WNBA's Skylar Diggins-Smith Tears Up Remembering Kobe Bryant's Death: 'I Won't Accept That Yet'
WNBA player Skylar Diggins-Smith was overwhelmed with emotion while remembering late basketball player Kobe Bryant, who died in a Jan. 26 helicopter crash that killed his 13-year-old daughter, Gianna, and seven others.
Diggins-Smith, who is hoping to represent Team USA Basketball at the 2020 Summer Olympics in Tokyo, fought back tears when she discussed the tragedy in an interview with PEOPLE.
“I know everything’s supposed to happen for a reason, I can’t find a reason for that,” the 29-year-old said, noting that as a new mom she especially felt the loss. “I won’t accept that, yet.”
Bryant won five NBA championships with the Los Angeles Lakers during his 20-year career and is considered one of the greatest players to ever pick up a basketball. The 41-year-old was expected to be a first-ballot entry into the Naismith Memorial Basketball Hall of Fame later this year.
For Diggins-Smith, the reality that Bryant will never deliver a Hall of Fame speech is painful.
“All the legends that I know, I can … we can see their Hall of Fame speech, we can talk to them,” she explained. “We got M.J. [Michael Jordan], Dr. J [Julius Erving], Jerry West, and all these people.”
“We can get to see these legends’ [speeches],” she continued, before adding the names of WNBA greats Lisa Leslie and Rebecca Lobo. “I have a hard time swallowing that pill.”
Diggins-Smith is not the only WNBA star to publicly mourn the Lakers legend.
“Every single player had a story they could share about him, so the news — just like for the rest of the world — was a shock to us,” the 25-year-old Team USA player said.
“We just wanna remember the people who lost their lives,” Stewart added. “It’s tragic. To think there were kids involved makes the situation even worse.”
During her appearance on GMA, Stewart remembered how Bryant was always a supporter of the WBNA and shared how the basketball legend previously reached out to her after she ruptured her Achilles tendon — an injury that he suffered in 2013.
“I got hurt overseas in Hungary and I flew direct from Vienna to L.A. When I touched down, I had a message from Kobe just letting me know that he was here for me,” she recalled. “Throughout the entire rehab, he was just someone in my corner.”

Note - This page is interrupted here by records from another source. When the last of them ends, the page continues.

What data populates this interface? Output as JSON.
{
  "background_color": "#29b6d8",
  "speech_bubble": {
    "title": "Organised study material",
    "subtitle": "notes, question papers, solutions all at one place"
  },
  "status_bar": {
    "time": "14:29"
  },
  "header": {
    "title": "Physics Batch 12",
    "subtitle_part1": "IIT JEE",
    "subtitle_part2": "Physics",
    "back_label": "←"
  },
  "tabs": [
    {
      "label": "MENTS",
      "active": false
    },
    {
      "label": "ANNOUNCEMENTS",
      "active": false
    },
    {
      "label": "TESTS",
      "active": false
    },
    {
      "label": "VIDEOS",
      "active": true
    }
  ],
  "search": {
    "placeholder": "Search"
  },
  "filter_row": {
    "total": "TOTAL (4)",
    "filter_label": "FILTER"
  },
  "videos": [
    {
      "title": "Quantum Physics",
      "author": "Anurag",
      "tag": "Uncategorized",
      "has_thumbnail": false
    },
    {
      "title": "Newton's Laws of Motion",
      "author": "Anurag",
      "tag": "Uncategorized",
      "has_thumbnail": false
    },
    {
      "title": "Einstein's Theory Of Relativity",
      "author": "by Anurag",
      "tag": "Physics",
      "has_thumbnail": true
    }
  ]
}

Before his death, Bryant regularly appeared at WNBA and women’s college games, which brought much-needed attention to the sport. He also founded the Mamba Sports Academy, a training facility dedicated to providing access to sports for girls and other children.
- With Reporting by Lindsay Kimble